LISTED RECORDS -
***

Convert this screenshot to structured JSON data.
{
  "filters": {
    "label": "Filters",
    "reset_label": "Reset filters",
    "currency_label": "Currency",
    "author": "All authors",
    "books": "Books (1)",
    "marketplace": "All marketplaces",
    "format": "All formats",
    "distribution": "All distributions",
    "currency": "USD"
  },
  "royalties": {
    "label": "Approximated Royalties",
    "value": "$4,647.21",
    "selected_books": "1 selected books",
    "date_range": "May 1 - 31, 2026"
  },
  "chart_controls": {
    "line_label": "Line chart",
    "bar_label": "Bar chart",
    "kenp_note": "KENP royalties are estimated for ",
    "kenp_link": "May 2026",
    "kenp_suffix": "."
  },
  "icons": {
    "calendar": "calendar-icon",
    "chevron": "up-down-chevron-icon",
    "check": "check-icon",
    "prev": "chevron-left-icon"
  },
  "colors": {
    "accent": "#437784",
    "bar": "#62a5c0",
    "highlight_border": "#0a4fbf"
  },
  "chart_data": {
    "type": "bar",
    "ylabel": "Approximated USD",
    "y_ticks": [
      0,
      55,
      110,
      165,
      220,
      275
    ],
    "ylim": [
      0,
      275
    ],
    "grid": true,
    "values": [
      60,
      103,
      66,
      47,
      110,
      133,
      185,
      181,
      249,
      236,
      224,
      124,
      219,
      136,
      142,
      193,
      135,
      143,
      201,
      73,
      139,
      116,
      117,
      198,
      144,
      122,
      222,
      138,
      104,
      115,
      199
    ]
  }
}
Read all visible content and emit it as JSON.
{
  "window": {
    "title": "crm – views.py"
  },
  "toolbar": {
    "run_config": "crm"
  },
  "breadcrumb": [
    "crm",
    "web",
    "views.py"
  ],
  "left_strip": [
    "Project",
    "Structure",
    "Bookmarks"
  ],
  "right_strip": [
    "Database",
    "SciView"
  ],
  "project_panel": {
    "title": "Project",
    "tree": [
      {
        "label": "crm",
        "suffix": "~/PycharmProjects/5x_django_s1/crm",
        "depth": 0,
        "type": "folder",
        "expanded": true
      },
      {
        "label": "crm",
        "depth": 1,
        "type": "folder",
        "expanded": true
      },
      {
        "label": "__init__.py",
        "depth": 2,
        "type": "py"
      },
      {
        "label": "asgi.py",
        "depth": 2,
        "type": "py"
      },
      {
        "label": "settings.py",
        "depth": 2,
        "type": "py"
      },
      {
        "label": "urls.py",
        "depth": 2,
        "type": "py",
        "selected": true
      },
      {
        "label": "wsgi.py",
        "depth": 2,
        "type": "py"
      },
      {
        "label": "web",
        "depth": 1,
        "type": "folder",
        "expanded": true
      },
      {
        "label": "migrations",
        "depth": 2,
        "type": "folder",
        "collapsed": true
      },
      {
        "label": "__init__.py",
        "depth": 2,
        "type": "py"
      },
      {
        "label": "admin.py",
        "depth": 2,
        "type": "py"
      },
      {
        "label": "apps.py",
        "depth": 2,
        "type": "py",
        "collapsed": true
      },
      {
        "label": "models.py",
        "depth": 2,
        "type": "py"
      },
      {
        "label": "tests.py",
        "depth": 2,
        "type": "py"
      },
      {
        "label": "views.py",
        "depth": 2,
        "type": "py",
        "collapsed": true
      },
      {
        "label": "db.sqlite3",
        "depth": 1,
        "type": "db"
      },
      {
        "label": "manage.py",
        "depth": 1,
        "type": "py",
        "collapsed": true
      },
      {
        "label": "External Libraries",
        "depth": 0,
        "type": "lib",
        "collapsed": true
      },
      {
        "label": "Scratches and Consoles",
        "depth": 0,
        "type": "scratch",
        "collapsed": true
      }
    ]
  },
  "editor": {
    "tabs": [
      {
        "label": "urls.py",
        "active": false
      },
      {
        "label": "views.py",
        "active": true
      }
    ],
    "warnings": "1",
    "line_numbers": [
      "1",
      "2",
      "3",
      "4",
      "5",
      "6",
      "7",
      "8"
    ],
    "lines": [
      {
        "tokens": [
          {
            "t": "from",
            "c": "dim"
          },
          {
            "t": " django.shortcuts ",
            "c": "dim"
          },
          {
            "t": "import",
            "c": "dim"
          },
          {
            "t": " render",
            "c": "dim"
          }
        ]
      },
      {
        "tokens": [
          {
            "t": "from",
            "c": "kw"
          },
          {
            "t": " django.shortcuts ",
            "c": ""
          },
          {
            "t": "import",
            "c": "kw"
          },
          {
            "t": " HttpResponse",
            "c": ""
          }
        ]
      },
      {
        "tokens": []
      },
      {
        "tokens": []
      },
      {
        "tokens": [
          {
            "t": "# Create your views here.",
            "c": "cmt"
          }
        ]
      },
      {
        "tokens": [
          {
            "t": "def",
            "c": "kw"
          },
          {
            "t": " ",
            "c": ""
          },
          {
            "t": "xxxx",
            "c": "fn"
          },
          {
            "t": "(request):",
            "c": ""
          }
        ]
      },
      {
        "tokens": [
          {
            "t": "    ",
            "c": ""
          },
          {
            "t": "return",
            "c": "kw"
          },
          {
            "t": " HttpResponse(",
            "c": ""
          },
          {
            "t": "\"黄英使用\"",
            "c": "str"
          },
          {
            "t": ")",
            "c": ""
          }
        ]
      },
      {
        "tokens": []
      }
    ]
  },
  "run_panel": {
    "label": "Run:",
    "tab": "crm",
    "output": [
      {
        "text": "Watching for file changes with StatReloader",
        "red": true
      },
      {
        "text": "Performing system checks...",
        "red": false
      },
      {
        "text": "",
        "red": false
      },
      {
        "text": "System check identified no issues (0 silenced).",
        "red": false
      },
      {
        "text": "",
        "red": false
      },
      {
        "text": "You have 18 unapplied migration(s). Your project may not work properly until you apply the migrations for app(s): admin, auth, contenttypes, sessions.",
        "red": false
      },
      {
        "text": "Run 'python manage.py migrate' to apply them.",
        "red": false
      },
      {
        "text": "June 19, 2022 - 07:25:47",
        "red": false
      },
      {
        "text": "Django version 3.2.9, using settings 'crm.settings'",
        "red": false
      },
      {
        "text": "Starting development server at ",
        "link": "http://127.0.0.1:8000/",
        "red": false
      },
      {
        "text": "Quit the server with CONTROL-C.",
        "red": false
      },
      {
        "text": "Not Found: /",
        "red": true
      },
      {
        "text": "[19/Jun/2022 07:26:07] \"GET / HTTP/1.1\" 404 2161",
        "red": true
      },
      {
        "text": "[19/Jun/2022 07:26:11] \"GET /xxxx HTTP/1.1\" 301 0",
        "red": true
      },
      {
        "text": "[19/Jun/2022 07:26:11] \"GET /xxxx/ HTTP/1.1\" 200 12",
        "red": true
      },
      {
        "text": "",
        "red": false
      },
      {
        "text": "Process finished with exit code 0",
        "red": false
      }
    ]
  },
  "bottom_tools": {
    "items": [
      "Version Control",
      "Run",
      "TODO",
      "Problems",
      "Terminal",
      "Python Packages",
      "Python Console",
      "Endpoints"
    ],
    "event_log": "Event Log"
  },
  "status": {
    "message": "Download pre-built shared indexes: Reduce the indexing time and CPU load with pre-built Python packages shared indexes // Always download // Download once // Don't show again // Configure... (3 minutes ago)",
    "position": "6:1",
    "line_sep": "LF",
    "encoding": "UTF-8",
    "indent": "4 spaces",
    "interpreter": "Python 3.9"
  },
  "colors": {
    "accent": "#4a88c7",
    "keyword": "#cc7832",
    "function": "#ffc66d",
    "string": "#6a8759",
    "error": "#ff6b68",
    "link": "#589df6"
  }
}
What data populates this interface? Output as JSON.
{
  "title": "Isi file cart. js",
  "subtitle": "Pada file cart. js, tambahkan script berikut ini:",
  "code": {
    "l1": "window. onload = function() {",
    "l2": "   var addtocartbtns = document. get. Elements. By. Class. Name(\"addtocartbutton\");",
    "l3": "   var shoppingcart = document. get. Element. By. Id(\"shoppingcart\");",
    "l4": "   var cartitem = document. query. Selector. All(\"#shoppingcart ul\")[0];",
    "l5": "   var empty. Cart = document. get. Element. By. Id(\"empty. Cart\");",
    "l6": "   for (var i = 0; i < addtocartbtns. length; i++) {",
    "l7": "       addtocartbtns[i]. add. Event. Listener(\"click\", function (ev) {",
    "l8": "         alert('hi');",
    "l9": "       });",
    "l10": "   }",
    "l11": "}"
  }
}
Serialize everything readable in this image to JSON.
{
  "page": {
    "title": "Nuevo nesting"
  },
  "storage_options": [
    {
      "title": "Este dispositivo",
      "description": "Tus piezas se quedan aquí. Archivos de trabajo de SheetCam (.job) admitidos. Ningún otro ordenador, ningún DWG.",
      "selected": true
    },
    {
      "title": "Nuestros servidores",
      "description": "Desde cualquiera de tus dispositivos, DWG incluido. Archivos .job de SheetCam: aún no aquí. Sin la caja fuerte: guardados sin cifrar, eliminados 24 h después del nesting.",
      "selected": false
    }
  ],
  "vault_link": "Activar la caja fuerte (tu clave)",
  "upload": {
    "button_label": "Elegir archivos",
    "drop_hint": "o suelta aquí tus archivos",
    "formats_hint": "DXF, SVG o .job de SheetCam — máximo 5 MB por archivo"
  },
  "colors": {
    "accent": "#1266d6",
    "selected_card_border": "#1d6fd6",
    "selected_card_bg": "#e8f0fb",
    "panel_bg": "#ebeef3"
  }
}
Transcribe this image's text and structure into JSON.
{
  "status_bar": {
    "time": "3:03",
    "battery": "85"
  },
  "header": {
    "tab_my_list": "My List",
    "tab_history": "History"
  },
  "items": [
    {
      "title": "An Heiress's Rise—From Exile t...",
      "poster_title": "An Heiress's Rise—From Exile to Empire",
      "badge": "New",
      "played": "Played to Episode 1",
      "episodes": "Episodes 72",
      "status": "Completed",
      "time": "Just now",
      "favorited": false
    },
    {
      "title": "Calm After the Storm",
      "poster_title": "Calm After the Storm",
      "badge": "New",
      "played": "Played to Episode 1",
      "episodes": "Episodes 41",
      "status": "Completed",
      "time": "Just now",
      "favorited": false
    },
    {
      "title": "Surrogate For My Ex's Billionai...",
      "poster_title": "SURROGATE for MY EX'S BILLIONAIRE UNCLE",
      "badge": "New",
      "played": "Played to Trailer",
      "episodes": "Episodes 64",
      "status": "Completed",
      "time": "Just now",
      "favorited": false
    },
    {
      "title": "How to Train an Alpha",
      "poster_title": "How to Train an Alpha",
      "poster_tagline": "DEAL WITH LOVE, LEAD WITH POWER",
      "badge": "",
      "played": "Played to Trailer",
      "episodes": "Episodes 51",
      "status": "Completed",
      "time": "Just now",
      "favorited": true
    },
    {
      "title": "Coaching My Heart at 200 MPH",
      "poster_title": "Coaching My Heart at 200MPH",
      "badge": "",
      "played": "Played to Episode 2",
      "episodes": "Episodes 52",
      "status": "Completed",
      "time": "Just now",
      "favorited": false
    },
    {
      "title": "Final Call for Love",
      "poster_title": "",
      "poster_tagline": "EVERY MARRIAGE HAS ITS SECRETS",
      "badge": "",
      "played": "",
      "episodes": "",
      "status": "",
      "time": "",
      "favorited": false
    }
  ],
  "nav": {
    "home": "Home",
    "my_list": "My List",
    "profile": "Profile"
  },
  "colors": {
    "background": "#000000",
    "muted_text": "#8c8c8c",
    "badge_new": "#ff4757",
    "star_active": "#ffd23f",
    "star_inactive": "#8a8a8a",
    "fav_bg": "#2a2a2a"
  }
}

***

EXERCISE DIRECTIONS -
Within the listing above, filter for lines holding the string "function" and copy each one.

EXERCISE ANSWER -
    "function": "#ffc66d",
    "l1": "window. onload = function() {",
    "l7": "       addtocartbtns[i]. add. Event. Listener(\"click\", function (ev) {",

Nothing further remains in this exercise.